The lyrics are an adorable plea, begging a woman to — you guessed it — let the guy be your man. As the record progresses, so does the lyrical prose. The last track is a narrative of sorts, questioning the authenticity of (perhaps) the same woman mentioned in “Be Your Man.”
On the band’s first full length album, Wilson writes on the band’s website, “We didn’t get it perfect, but I definitely think we got it right.”
The development of the album is clear when the first and last tracks are examined, but it gets a tad fuzzy in the middle of the record.
The group has a tendency to get repetitive and falls into several indie traps like choruses and bridges full of nothing but “oohs” and “ahs” and the anthem-like chanting of single phrases.
The band, is, however, improving with touring — Ivan & Alyosha has the potential to develop into something spectacular.
The only worry is that they’ve been together since 2007, and it sounds like they’ve been living and performing in 2007 for six years now.
The sound is static. They are undoubtedly on a track headed in the opposite direction of the rest of the indie-pop/rock schema.
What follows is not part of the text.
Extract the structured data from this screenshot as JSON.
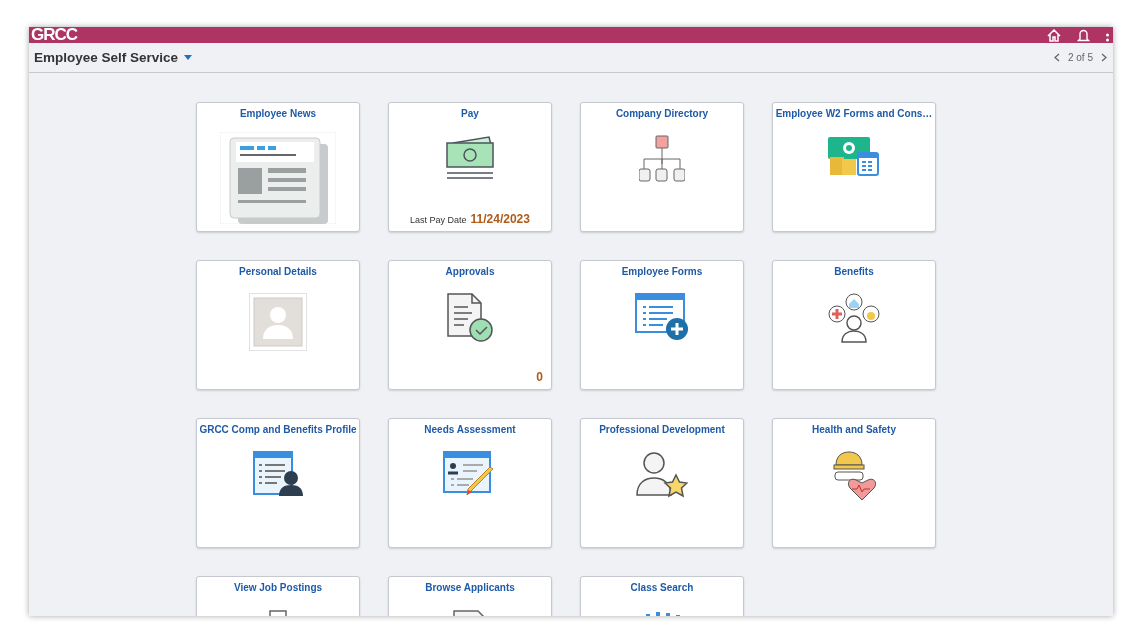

Folk instrument-oriented, but lacking that sort of twangy hideousness of Mumford and Sons (sorry guys, not a fan them).
They are certainly not following in the humongous footsteps of Arcade Fire, Janelle Monaé and Chvrches, all groups currently seeking an electro-vibe.
Whether this is a good or a bad thing, the music is adorable and well worth a listen.
Maynard is a sophomore English and study of culture and society double major and can be reached at email@example.com